    TK
    MTV
    Beavis and Butt-head: Still crazy after all these years.

    Beavis and Butt-head return Thursday after a 14-year absence to a very different pop cultural landscape – albeit one they unwittingly helped misshape in their own twisted images.

    MTV’s dumb-and-dumber duo should feel right at home in our current instant-commentary culture, where the kind of sniggering snark they spouted in the 1990s is always a tweet away.

    Not that we're complaining: In the Reality TV age, we need tube-mockers Beavis and Butt-head more than ever.

    Mike Judge's cartoon creations, in some respects, are the original meta men of media: they were often – unintentionally comically – cited as a sign of the downfall of the very pop culture they satirized.

    Much of the unique, if crude charm of "Beavis and Butt-head" rested in its recreation of the merrily mindless experience of sitting around with pals, making your own fun by goofing on whatever junk popped up on TV. Now we have apps for that: Folks watching the same show or web video far apart can offer running commentary via various social media. It’s part of a larger conversation on subjects, weighty and otherwise, that plays out on the Internet, which had yet to reach ubiquity when the dimwitted duo left the tube in 1997.

    Props are due to the clever “Mystery Science Theater 3000,” which pre-dated Beavis and Butt-head by a half-dozen years and whose robot and human cast ripping into old B-movies attracted a devoted cult audience. Beavis and Butt-head, though, became international pop icons themselves largely by lampooning videos MTV played when the network was still the center of a mass youth culture primarily built around music.

    It's a commentary on these times – and MTV – that Beavis and Butt-head's new primary target is Reality TV junk like "Jersey Shore." Instead of skewering big-haired metal rockers or tormenting their smart classmate Daria (whose return we'd love to see), the Texas teens are taking aim at Snooki and her ilk.

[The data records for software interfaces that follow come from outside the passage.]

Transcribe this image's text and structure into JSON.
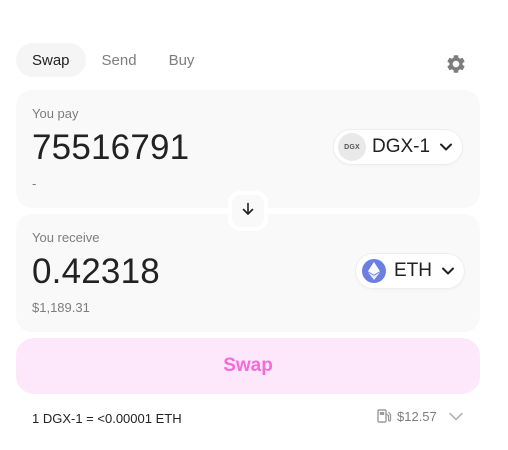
{
  "tabs": [
    {
      "label": "Swap",
      "active": true
    },
    {
      "label": "Send",
      "active": false
    },
    {
      "label": "Buy",
      "active": false
    }
  ],
  "pay": {
    "label": "You pay",
    "amount": "75516791",
    "fiat": "-",
    "token": {
      "symbol": "DGX-1",
      "logo_text": "DGX",
      "icon": "dgx-token-icon"
    }
  },
  "receive": {
    "label": "You receive",
    "amount": "0.42318",
    "fiat": "$1,189.31",
    "token": {
      "symbol": "ETH",
      "icon": "eth-token-icon",
      "color": "#6b7fe3"
    }
  },
  "swap_button": {
    "label": "Swap",
    "bg": "#fde8fb",
    "text_color": "#f46bd9"
  },
  "rate": "1 DGX-1 = <0.00001 ETH",
  "gas": {
    "value": "$12.57",
    "icon": "gas-pump-icon"
  },
  "icons": {
    "settings": "gear-icon",
    "switch": "arrow-down-icon"
  }
}
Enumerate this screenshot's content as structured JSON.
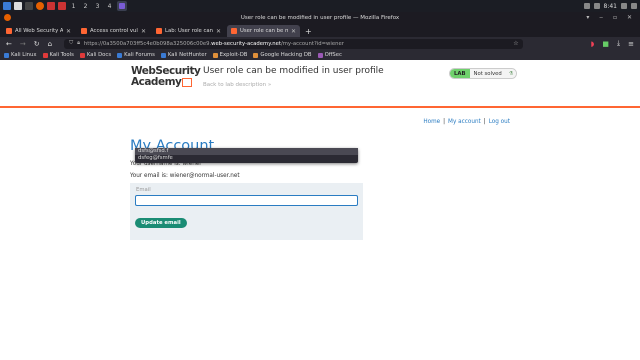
{
  "taskbar": {
    "workspaces": [
      "1",
      "2",
      "3",
      "4"
    ],
    "clock": "8:41"
  },
  "window": {
    "title": "User role can be modified in user profile — Mozilla Firefox"
  },
  "tabs": [
    {
      "label": "All Web Security Academ",
      "active": false
    },
    {
      "label": "Access control vulnerabil",
      "active": false
    },
    {
      "label": "Lab: User role can be mo",
      "active": false
    },
    {
      "label": "User role can be modifie",
      "active": true
    }
  ],
  "urlbar": {
    "url_prefix": "https://0a3500a703ff5c4e0b098a325006c00e9.",
    "host": "web-security-academy.net",
    "path": "/my-account?id=wiener"
  },
  "bookmarks": [
    {
      "label": "Kali Linux",
      "color": "#3a7bd5"
    },
    {
      "label": "Kali Tools",
      "color": "#e03a3a"
    },
    {
      "label": "Kali Docs",
      "color": "#e03a3a"
    },
    {
      "label": "Kali Forums",
      "color": "#3a7bd5"
    },
    {
      "label": "Kali NetHunter",
      "color": "#3a7bd5"
    },
    {
      "label": "Exploit-DB",
      "color": "#e0903a"
    },
    {
      "label": "Google Hacking DB",
      "color": "#e0903a"
    },
    {
      "label": "OffSec",
      "color": "#9b59b6"
    }
  ],
  "header": {
    "logo_line1": "WebSecurity",
    "logo_line2": "Academy",
    "lab_title": "User role can be modified in user profile",
    "back_link": "Back to lab description",
    "lab_badge": "LAB",
    "lab_status": "Not solved"
  },
  "nav": {
    "home": "Home",
    "sep1": "|",
    "my_account": "My account",
    "sep2": "|",
    "logout": "Log out"
  },
  "account": {
    "heading": "My Account",
    "username_line": "Your username is: wiener",
    "email_line": "Your email is: wiener@normal-user.net"
  },
  "form": {
    "email_label": "Email",
    "email_value": "",
    "submit_label": "Update email"
  },
  "autocomplete": {
    "items": [
      "dsfs@sfsd.f",
      "dsfeg@fsmfe"
    ]
  },
  "colors": {
    "accent_blue": "#2a7cc2",
    "brand_orange": "#ff6633",
    "button_green": "#1a8c74",
    "lab_green": "#70d16d"
  }
}
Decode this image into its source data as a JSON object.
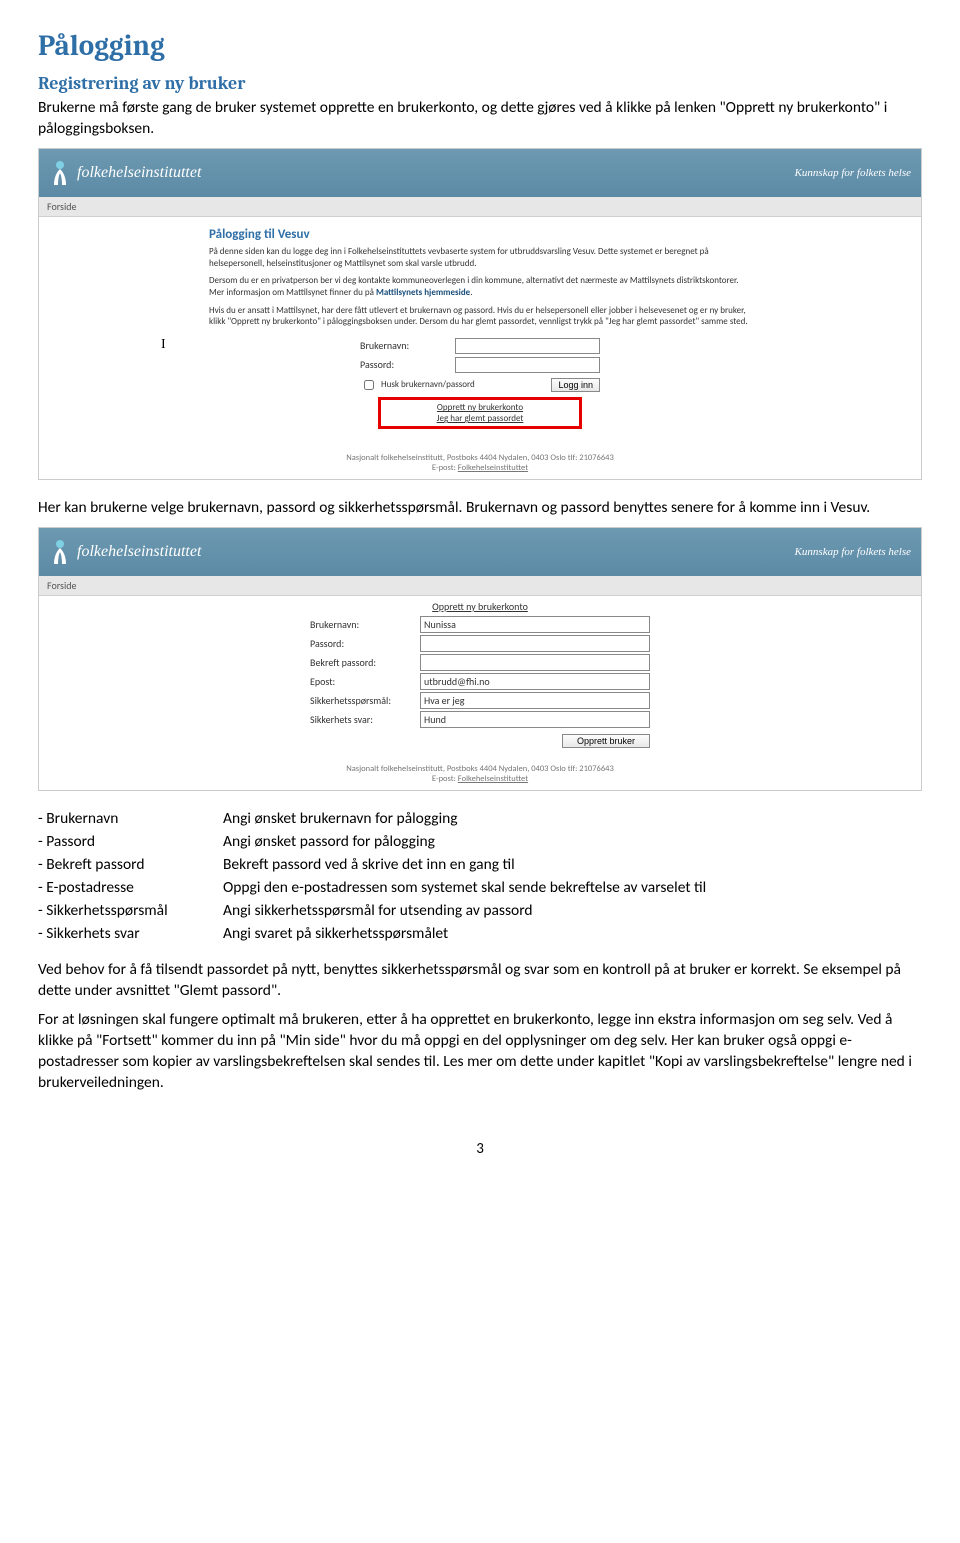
{
  "heading": "Pålogging",
  "subheading": "Registrering av ny bruker",
  "intro": "Brukerne må første gang de bruker systemet opprette en brukerkonto, og dette gjøres ved å klikke på lenken \"Opprett ny brukerkonto\" i påloggingsboksen.",
  "para2": "Her kan brukerne velge brukernavn, passord og sikkerhetsspørsmål. Brukernavn og passord benyttes senere for å komme inn i Vesuv.",
  "fields": {
    "brukernavn": {
      "term": "- Brukernavn",
      "desc": "Angi ønsket brukernavn for pålogging"
    },
    "passord": {
      "term": "- Passord",
      "desc": "Angi ønsket passord for pålogging"
    },
    "bekreft": {
      "term": "- Bekreft passord",
      "desc": "Bekreft passord ved å skrive det inn en gang til"
    },
    "epost": {
      "term": "- E-postadresse",
      "desc": "Oppgi den e-postadressen som systemet skal sende bekreftelse av varselet til"
    },
    "sporsmal": {
      "term": "- Sikkerhetsspørsmål",
      "desc": "Angi sikkerhetsspørsmål for utsending av passord"
    },
    "svar": {
      "term": "- Sikkerhets svar",
      "desc": "Angi svaret på sikkerhetsspørsmålet"
    }
  },
  "para3": "Ved behov for å få tilsendt passordet på nytt, benyttes sikkerhetsspørsmål og svar som en kontroll på at bruker er korrekt. Se eksempel på dette under avsnittet \"Glemt passord\".",
  "para4": "For at løsningen skal fungere optimalt må brukeren, etter å ha opprettet en brukerkonto, legge inn ekstra informasjon om seg selv. Ved å klikke på \"Fortsett\" kommer du inn på \"Min side\" hvor du må oppgi en del opplysninger om deg selv. Her kan bruker også oppgi e-postadresser som kopier av varslingsbekreftelsen skal sendes til. Les mer om dette under kapitlet \"Kopi av varslingsbekreftelse\" lengre ned i brukerveiledningen.",
  "page_num": "3",
  "ss1": {
    "logo_text": "folkehelseinstituttet",
    "slogan": "Kunnskap for folkets helse",
    "nav": "Forside",
    "title": "Pålogging til Vesuv",
    "p1a": "På denne siden kan du logge deg inn i Folkehelseinstituttets vevbaserte system for utbruddsvarsling Vesuv. Dette systemet er beregnet på helsepersonell, helseinstitusjoner og Mattilsynet som skal varsle utbrudd.",
    "p2a": "Dersom du er en privatperson ber vi deg kontakte kommuneoverlegen i din kommune, alternativt det nærmeste av Mattilsynets distriktskontorer. Mer informasjon om Mattilsynet finner du på ",
    "p2b": "Mattilsynets hjemmeside",
    "p2c": ".",
    "p3": "Hvis du er ansatt i Mattilsynet, har dere fått utlevert et brukernavn og passord. Hvis du er helsepersonell eller jobber i helsevesenet og er ny bruker, klikk \"Opprett ny brukerkonto\" i påloggingsboksen under. Dersom du har glemt passordet, vennligst trykk på \"Jeg har glemt passordet\" samme sted.",
    "lbl_user": "Brukernavn:",
    "lbl_pass": "Passord:",
    "chk": "Husk brukernavn/passord",
    "btn_login": "Logg inn",
    "link1": "Opprett ny brukerkonto",
    "link2": "Jeg har glemt passordet",
    "footer1": "Nasjonalt folkehelseinstitutt, Postboks 4404 Nydalen, 0403 Oslo    tlf: 21076643",
    "footer2a": "E-post: ",
    "footer2b": "Folkehelseinstituttet"
  },
  "ss2": {
    "title": "Opprett ny brukerkonto",
    "lbl_user": "Brukernavn:",
    "val_user": "Nunissa",
    "lbl_pass": "Passord:",
    "lbl_bekreft": "Bekreft passord:",
    "lbl_epost": "Epost:",
    "val_epost": "utbrudd@fhi.no",
    "lbl_sporsmal": "Sikkerhetsspørsmål:",
    "val_sporsmal": "Hva er jeg",
    "lbl_svar": "Sikkerhets svar:",
    "val_svar": "Hund",
    "btn_create": "Opprett bruker"
  }
}
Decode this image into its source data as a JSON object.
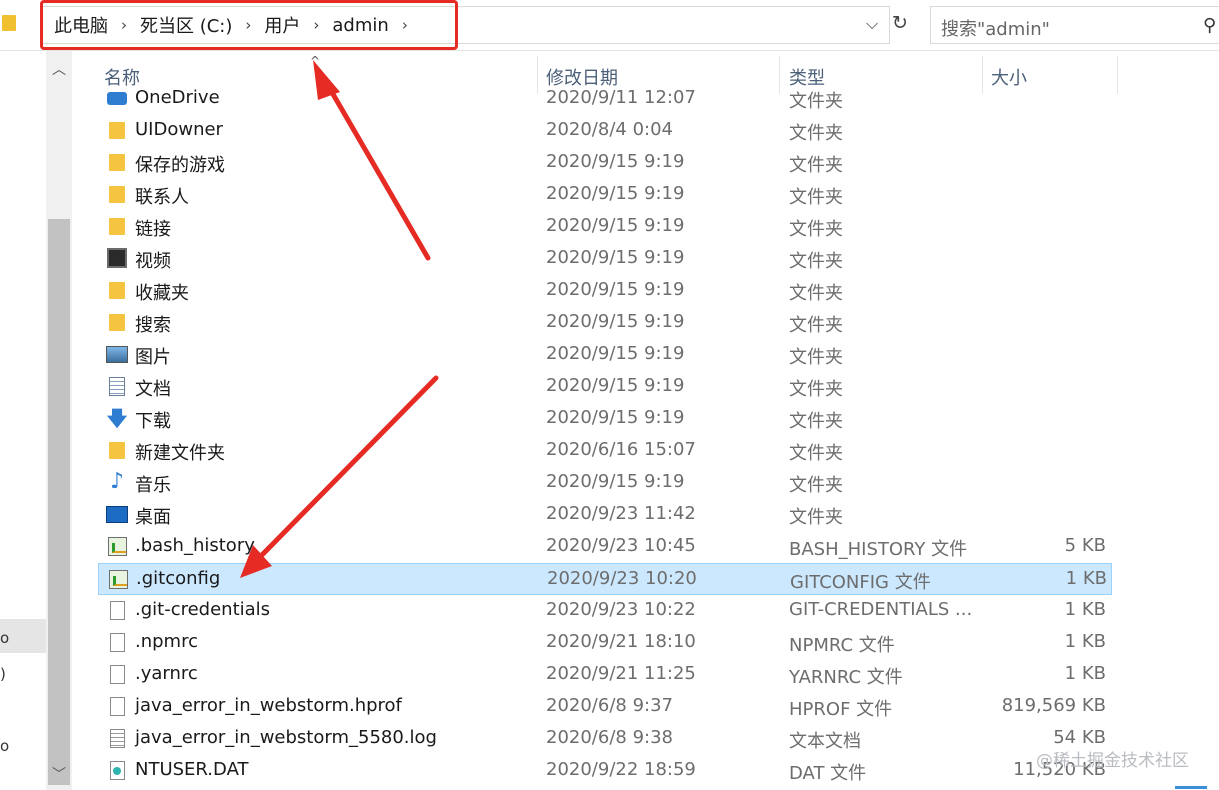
{
  "breadcrumb": {
    "items": [
      "此电脑",
      "死当区 (C:)",
      "用户",
      "admin"
    ],
    "separator": "›"
  },
  "search": {
    "placeholder": "搜索\"admin\""
  },
  "columns": {
    "name": "名称",
    "date": "修改日期",
    "type": "类型",
    "size": "大小"
  },
  "nav_marks": [
    "o",
    ")",
    "o"
  ],
  "files": [
    {
      "name": "OneDrive",
      "date": "2020/9/11 12:07",
      "type": "文件夹",
      "size": "",
      "icon": "onedrive-folder-icon",
      "partial": true
    },
    {
      "name": "UIDowner",
      "date": "2020/8/4 0:04",
      "type": "文件夹",
      "size": "",
      "icon": "folder-icon"
    },
    {
      "name": "保存的游戏",
      "date": "2020/9/15 9:19",
      "type": "文件夹",
      "size": "",
      "icon": "saved-games-folder-icon"
    },
    {
      "name": "联系人",
      "date": "2020/9/15 9:19",
      "type": "文件夹",
      "size": "",
      "icon": "contacts-folder-icon"
    },
    {
      "name": "链接",
      "date": "2020/9/15 9:19",
      "type": "文件夹",
      "size": "",
      "icon": "links-folder-icon"
    },
    {
      "name": "视频",
      "date": "2020/9/15 9:19",
      "type": "文件夹",
      "size": "",
      "icon": "videos-folder-icon"
    },
    {
      "name": "收藏夹",
      "date": "2020/9/15 9:19",
      "type": "文件夹",
      "size": "",
      "icon": "favorites-folder-icon"
    },
    {
      "name": "搜索",
      "date": "2020/9/15 9:19",
      "type": "文件夹",
      "size": "",
      "icon": "searches-folder-icon"
    },
    {
      "name": "图片",
      "date": "2020/9/15 9:19",
      "type": "文件夹",
      "size": "",
      "icon": "pictures-folder-icon"
    },
    {
      "name": "文档",
      "date": "2020/9/15 9:19",
      "type": "文件夹",
      "size": "",
      "icon": "documents-folder-icon"
    },
    {
      "name": "下载",
      "date": "2020/9/15 9:19",
      "type": "文件夹",
      "size": "",
      "icon": "downloads-folder-icon"
    },
    {
      "name": "新建文件夹",
      "date": "2020/6/16 15:07",
      "type": "文件夹",
      "size": "",
      "icon": "folder-icon"
    },
    {
      "name": "音乐",
      "date": "2020/9/15 9:19",
      "type": "文件夹",
      "size": "",
      "icon": "music-folder-icon"
    },
    {
      "name": "桌面",
      "date": "2020/9/23 11:42",
      "type": "文件夹",
      "size": "",
      "icon": "desktop-folder-icon"
    },
    {
      "name": ".bash_history",
      "date": "2020/9/23 10:45",
      "type": "BASH_HISTORY 文件",
      "size": "5 KB",
      "icon": "text-editor-file-icon"
    },
    {
      "name": ".gitconfig",
      "date": "2020/9/23 10:20",
      "type": "GITCONFIG 文件",
      "size": "1 KB",
      "icon": "text-editor-file-icon",
      "selected": true
    },
    {
      "name": ".git-credentials",
      "date": "2020/9/23 10:22",
      "type": "GIT-CREDENTIALS ...",
      "size": "1 KB",
      "icon": "blank-file-icon"
    },
    {
      "name": ".npmrc",
      "date": "2020/9/21 18:10",
      "type": "NPMRC 文件",
      "size": "1 KB",
      "icon": "blank-file-icon"
    },
    {
      "name": ".yarnrc",
      "date": "2020/9/21 11:25",
      "type": "YARNRC 文件",
      "size": "1 KB",
      "icon": "blank-file-icon"
    },
    {
      "name": "java_error_in_webstorm.hprof",
      "date": "2020/6/8 9:37",
      "type": "HPROF 文件",
      "size": "819,569 KB",
      "icon": "blank-file-icon"
    },
    {
      "name": "java_error_in_webstorm_5580.log",
      "date": "2020/6/8 9:38",
      "type": "文本文档",
      "size": "54 KB",
      "icon": "text-document-icon"
    },
    {
      "name": "NTUSER.DAT",
      "date": "2020/9/22 18:59",
      "type": "DAT 文件",
      "size": "11,520 KB",
      "icon": "dat-file-icon"
    }
  ],
  "watermark": "@稀土掘金技术社区",
  "colors": {
    "selection": "#cce8ff",
    "annotation": "#e52b24",
    "header_text": "#4c607a"
  }
}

    Judge's welcome decision to revive the show might just hit the ratings sweet spot between those just old enough to seek what passes for nostalgia, and others too young to remember Beavis and Butt-head, but who were raised to get the joke. There are promising signs that the reboot won’t – to use one of animated pair’s favorite vulgarisms – suck. Check out the (borderline NSFW) preview below for dose of reality, Beavis and Butt-head style:
     

     

    Hester is founding director of the award-winning, multi-media NYCity News Service at the City University of New York Graduate School of Journalism. He is the former City Editor of the New York Daily News, where he started as a reporter in 1992. Follow him on Twitter.